The generally agreed upon figure is 3 million subscribers were lost. I find it funny, that the population of azeroth decreased by 25% after the cataclysm. 1 in 4 player characters died. Anyways, a large number of people were leaving, and there was still lots of discontent. Blizzard had to think of something and fast. There was lots of real competition forming in the market, Rift, TERA, Guild Wars 2. Old competition was going FTP, and attracting attention. If those 3 million people found new homes, they might not come back.
So Blizzard made a decision, and I applaud them for doing it.
You can take your ideas and....
Blizzard reduced the difficulty greatly in the Rise of the Zandalari patch, and even more in the Hour Twilight 4.3. They also reduced the amount of time that dungeons took. To go even further there is an easier version of the Deathwing raid, so that almost everyone can see the content and get the gear.
So if you have a problem with other people having good gear, well the door is over there. Blizzard realized that a part of the community that is less than 1% is much better to loose than a part that is 25%, and also attracts non gamers and new gamers, instead of only long term gamers, who would have obviously already heard of their product anyways.
Seriously though, Money had a large part to do with the decision. But I also think that Blizzard likes it when people see what they worked so hard on. So making it accessable is important. There are still hardcore modes. So if you want a challenge it's there. So the elite gamer content locust types have nothing to complain about. Unless the challenge wasn't really what they were complaining about.
The Future and Mist of Panderia
I played the Beta for Mist of Panderia and quickly stopped.
It wasn't because I thought it wasn't any good, or was ruining the game, it was because I liked it so much that I didn't want to spoil any of the surprise. I did some quest, learned how the shadow preist work a little better, and did a dungeon. It was fun, the bosses were challenging and the trash was much easier and less in number. It took us about 45 minutes because we died about 1-2 times per boss encounter. We were learning the fights.
They learned that a vasy majority of players do not want to spend hours in a dungeon. 1) Not alot of people have that kind of time, and 2) It makes queues for people that use the dungeon finder frustratingly long. waiting 90 minutes for a dungeon queue as DPS is crazy.
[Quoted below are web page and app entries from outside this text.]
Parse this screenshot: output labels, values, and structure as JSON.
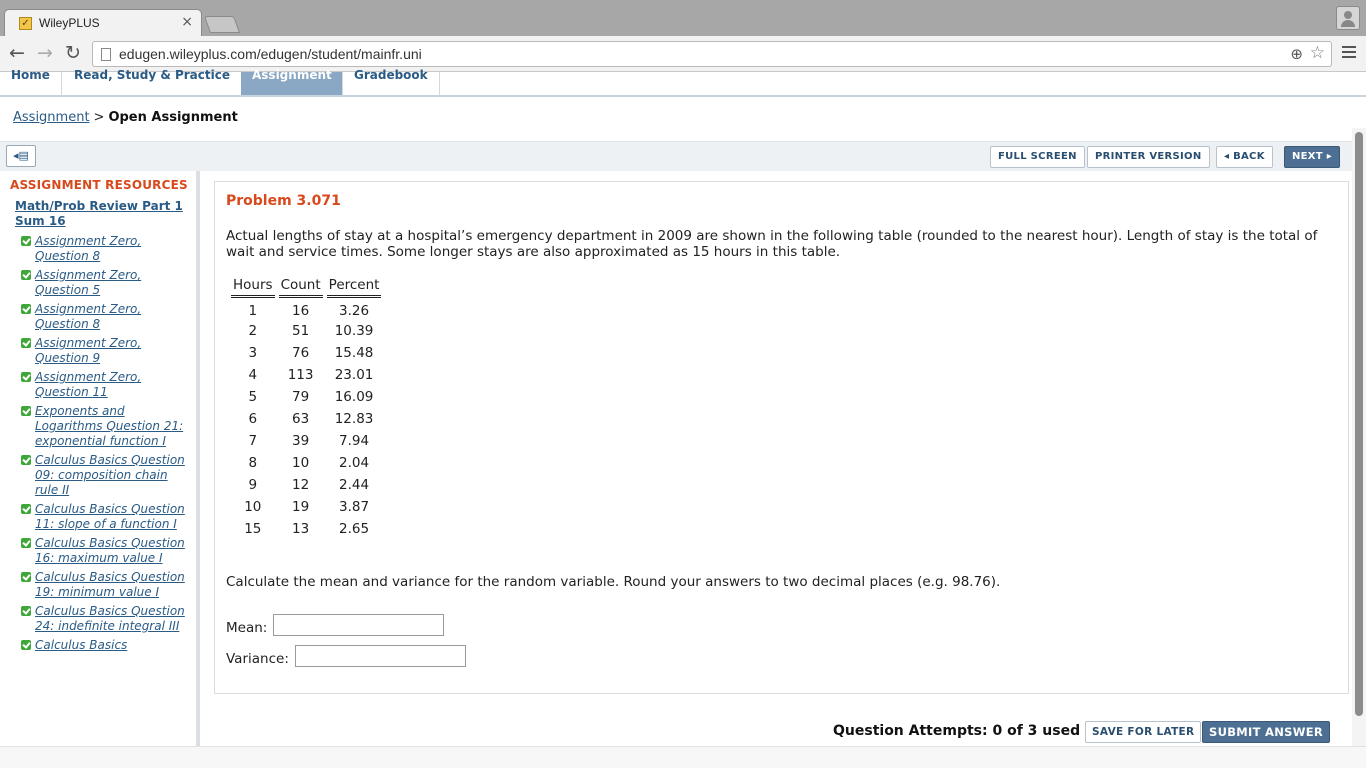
{
  "browser": {
    "tab_title": "WileyPLUS",
    "tab_close": "×",
    "url": "edugen.wileyplus.com/edugen/student/mainfr.uni",
    "back": "←",
    "forward": "→",
    "reload": "↻"
  },
  "nav": {
    "items": [
      {
        "label": "Home"
      },
      {
        "label": "Read, Study & Practice"
      },
      {
        "label": "Assignment"
      },
      {
        "label": "Gradebook"
      }
    ]
  },
  "breadcrumb": {
    "link": "Assignment",
    "separator": ">",
    "current": "Open Assignment"
  },
  "actions": {
    "full_screen": "FULL SCREEN",
    "printer_version": "PRINTER VERSION",
    "back": "◂ BACK",
    "next": "NEXT ▸"
  },
  "sidebar": {
    "title": "ASSIGNMENT RESOURCES",
    "section": "Math/Prob Review Part 1 Sum 16",
    "items": [
      {
        "label": "Assignment Zero, Question 8"
      },
      {
        "label": "Assignment Zero, Question 5"
      },
      {
        "label": "Assignment Zero, Question 8"
      },
      {
        "label": "Assignment Zero, Question 9"
      },
      {
        "label": "Assignment Zero, Question 11"
      },
      {
        "label": "Exponents and Logarithms Question 21: exponential function I"
      },
      {
        "label": "Calculus Basics Question 09: composition chain rule II"
      },
      {
        "label": "Calculus Basics Question 11: slope of a function I"
      },
      {
        "label": "Calculus Basics Question 16: maximum value I"
      },
      {
        "label": "Calculus Basics Question 19: minimum value I"
      },
      {
        "label": "Calculus Basics Question 24: indefinite integral III"
      },
      {
        "label": "Calculus Basics"
      }
    ]
  },
  "problem": {
    "title": "Problem 3.071",
    "text": "Actual lengths of stay at a hospital’s emergency department in 2009 are shown in the following table (rounded to the nearest hour). Length of stay is the total of wait and service times. Some longer stays are also approximated as 15 hours in this table.",
    "table": {
      "headers": [
        "Hours",
        "Count",
        "Percent"
      ],
      "rows": [
        [
          "1",
          "16",
          "3.26"
        ],
        [
          "2",
          "51",
          "10.39"
        ],
        [
          "3",
          "76",
          "15.48"
        ],
        [
          "4",
          "113",
          "23.01"
        ],
        [
          "5",
          "79",
          "16.09"
        ],
        [
          "6",
          "63",
          "12.83"
        ],
        [
          "7",
          "39",
          "7.94"
        ],
        [
          "8",
          "10",
          "2.04"
        ],
        [
          "9",
          "12",
          "2.44"
        ],
        [
          "10",
          "19",
          "3.87"
        ],
        [
          "15",
          "13",
          "2.65"
        ]
      ]
    },
    "question": "Calculate the mean and variance for the random variable. Round your answers to two decimal places (e.g. 98.76).",
    "mean_label": "Mean:",
    "mean_value": "",
    "variance_label": "Variance:",
    "variance_value": ""
  },
  "footer": {
    "attempts": "Question Attempts: 0 of 3 used",
    "save_for_later": "SAVE FOR LATER",
    "submit_answer": "SUBMIT ANSWER"
  }
}
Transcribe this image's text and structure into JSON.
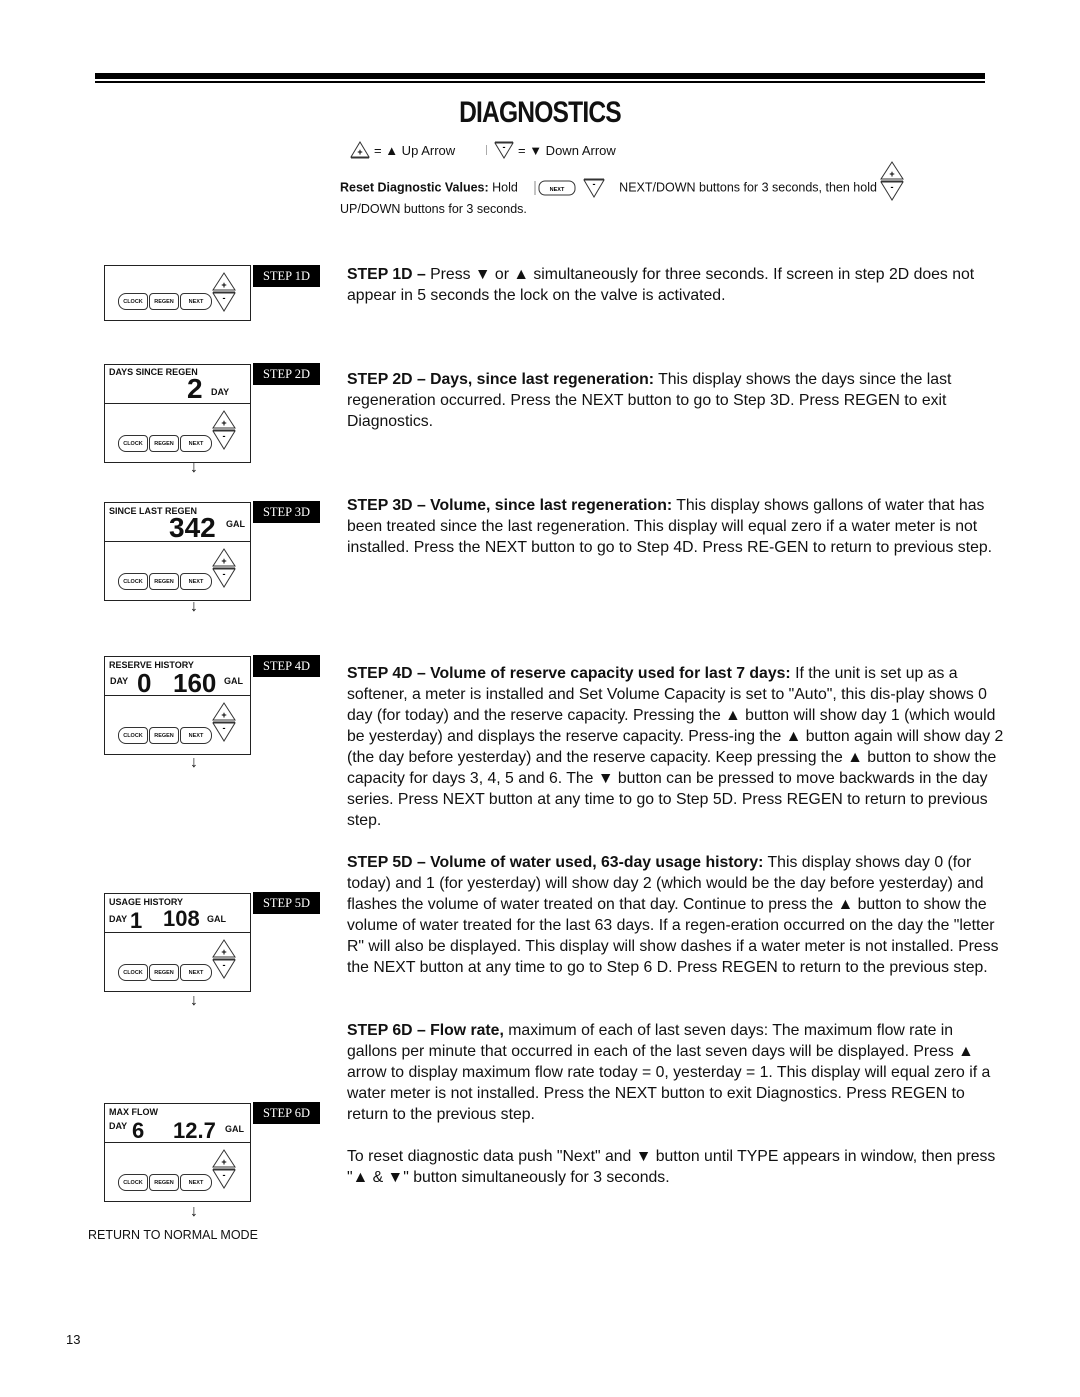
{
  "page": {
    "title": "DIAGNOSTICS",
    "page_number": "13"
  },
  "legend": {
    "up_symbol": "+",
    "up_text": "= ▲ Up Arrow",
    "down_symbol": "-",
    "down_text": "= ▼ Down Arrow"
  },
  "reset_instructions": {
    "label": "Reset Diagnostic Values:",
    "hold": "Hold",
    "next_button": "NEXT",
    "middle": "NEXT/DOWN buttons for 3 seconds, then hold",
    "end": "UP/DOWN buttons for 3 seconds."
  },
  "panel_buttons": {
    "clock": "CLOCK",
    "regen": "REGEN",
    "next": "NEXT",
    "plus": "+",
    "minus": "-"
  },
  "panels": [
    {
      "step": "STEP 1D",
      "caption": "",
      "day_label": "",
      "day_value": "",
      "value": "",
      "unit": ""
    },
    {
      "step": "STEP 2D",
      "caption": "DAYS SINCE REGEN",
      "day_label": "",
      "day_value": "",
      "value": "2",
      "unit": "DAY"
    },
    {
      "step": "STEP 3D",
      "caption": "SINCE LAST REGEN",
      "day_label": "",
      "day_value": "",
      "value": "342",
      "unit": "GAL"
    },
    {
      "step": "STEP 4D",
      "caption": "RESERVE HISTORY",
      "day_label": "DAY",
      "day_value": "0",
      "value": "160",
      "unit": "GAL"
    },
    {
      "step": "STEP 5D",
      "caption": "USAGE HISTORY",
      "day_label": "DAY",
      "day_value": "1",
      "value": "108",
      "unit": "GAL"
    },
    {
      "step": "STEP 6D",
      "caption": "MAX FLOW",
      "day_label": "DAY",
      "day_value": "6",
      "value": "12.7",
      "unit": "GAL"
    }
  ],
  "flow_arrow": "↓",
  "return_label": "RETURN TO NORMAL MODE",
  "steps": [
    {
      "heading": "STEP 1D –",
      "body_html": "Press ▼ or ▲ simultaneously for three seconds.  If screen in step 2D does not appear in 5 seconds the lock on the valve is activated."
    },
    {
      "heading": "STEP 2D – Days, since last regeneration:",
      "body_html": "This display shows the days since the last regeneration occurred.  Press the NEXT button to go to Step 3D.  Press REGEN to exit Diagnostics."
    },
    {
      "heading": "STEP 3D – Volume, since last regeneration:",
      "body_html": "This display shows gallons of water that has been treated since the last regeneration.  This display will equal zero if a water meter is not installed.  Press the NEXT button to go to Step 4D.  Press RE-GEN to return to previous step."
    },
    {
      "heading": "STEP 4D – Volume of reserve capacity used for last 7 days:",
      "body_html": "If the unit is set up as a softener, a meter is installed and Set Volume Capacity is set to \"Auto\", this dis-play shows 0 day (for today) and the reserve capacity.  Pressing  the ▲ button will show day 1 (which would be yesterday) and displays the reserve capacity.  Press-ing  the ▲ button again will show day 2 (the day before yesterday) and the reserve capacity.  Keep pressing  the ▲ button to show the capacity for days 3, 4, 5 and 6.  The ▼ button can be pressed to move backwards in the day series.  Press NEXT button at any time to go to Step 5D.  Press REGEN to return to previous step."
    },
    {
      "heading": "STEP 5D – Volume of water used, 63-day usage history:",
      "body_html": "This display shows day 0 (for today) and 1 (for yesterday) will show day 2 (which would be the day before yesterday) and flashes the volume of water treated on that day.  Continue to press the  ▲ button to show the volume of water treated for the last 63 days.  If a regen-eration occurred on the day the \"letter R\" will also be displayed.  This display will show dashes if a water meter is not installed.  Press the NEXT button at any time to go to Step 6 D.  Press REGEN to return to the previous step."
    },
    {
      "heading": "STEP 6D – Flow rate,",
      "body_html": "maximum of each of last seven days: The maximum flow rate in gallons per minute that occurred in each of the last seven days will be displayed.  Press ▲ arrow to display maximum flow rate today = 0, yesterday = 1.  This display will equal zero if a water meter is not installed.  Press the NEXT button to exit Diagnostics.  Press REGEN to return to the previous step."
    }
  ],
  "reset_note": "To reset diagnostic data push \"Next\" and ▼ button until TYPE appears in window, then press \"▲ & ▼\" button simultaneously for 3 seconds."
}
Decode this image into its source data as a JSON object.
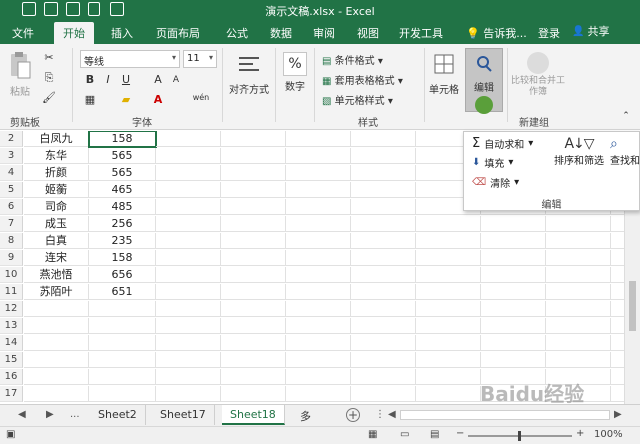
{
  "window": {
    "title": "演示文稿.xlsx - Excel"
  },
  "tabs": [
    "文件",
    "开始",
    "插入",
    "页面布局",
    "公式",
    "数据",
    "审阅",
    "视图",
    "开发工具"
  ],
  "active_tab": "开始",
  "tell_me": "告诉我...",
  "login": "登录",
  "share": "共享",
  "ribbon": {
    "paste": "粘贴",
    "clipboard_group": "剪贴板",
    "font_name": "等线",
    "font_size": "11",
    "font_group": "字体",
    "align": "对齐方式",
    "number": "数字",
    "cond_format": "条件格式",
    "table_format": "套用表格格式",
    "cell_style": "单元格样式",
    "style_group": "样式",
    "cells": "单元格",
    "edit": "编辑",
    "compare_merge": "比较和合并工作簿",
    "new_group": "新建组",
    "percent_symbol": "%",
    "wen_label": "wén",
    "font_a_label": "A"
  },
  "edit_panel": {
    "autosum": "自动求和",
    "fill": "填充",
    "clear": "清除",
    "sort_filter": "排序和筛选",
    "find_select": "查找和",
    "group_label": "编辑"
  },
  "rows": [
    {
      "num": "2",
      "name": "白凤九",
      "value": "158"
    },
    {
      "num": "3",
      "name": "东华",
      "value": "565"
    },
    {
      "num": "4",
      "name": "折颜",
      "value": "565"
    },
    {
      "num": "5",
      "name": "姬蘅",
      "value": "465"
    },
    {
      "num": "6",
      "name": "司命",
      "value": "485"
    },
    {
      "num": "7",
      "name": "成玉",
      "value": "256"
    },
    {
      "num": "8",
      "name": "白真",
      "value": "235"
    },
    {
      "num": "9",
      "name": "连宋",
      "value": "158"
    },
    {
      "num": "10",
      "name": "燕池悟",
      "value": "656"
    },
    {
      "num": "11",
      "name": "苏陌叶",
      "value": "651"
    },
    {
      "num": "12",
      "name": "",
      "value": ""
    },
    {
      "num": "13",
      "name": "",
      "value": ""
    },
    {
      "num": "14",
      "name": "",
      "value": ""
    },
    {
      "num": "15",
      "name": "",
      "value": ""
    },
    {
      "num": "16",
      "name": "",
      "value": ""
    },
    {
      "num": "17",
      "name": "",
      "value": ""
    }
  ],
  "sheets": [
    "Sheet2",
    "Sheet17",
    "Sheet18",
    "多"
  ],
  "active_sheet": "Sheet18",
  "sheet_nav": {
    "prev": "◀",
    "next": "▶",
    "more": "...",
    "add": "+"
  },
  "status": {
    "zoom": "100%",
    "minus": "−",
    "plus": "+"
  },
  "watermark": "Baidu经验",
  "colors": {
    "excel_green": "#217346",
    "accent_dark": "#1e6b41"
  }
}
They said this all in a very "we weren't wrong, but we learned from our mistakes" paradoxical arrogant way that a company is expected to do in their Cataclysm post mortum articles. Linked below.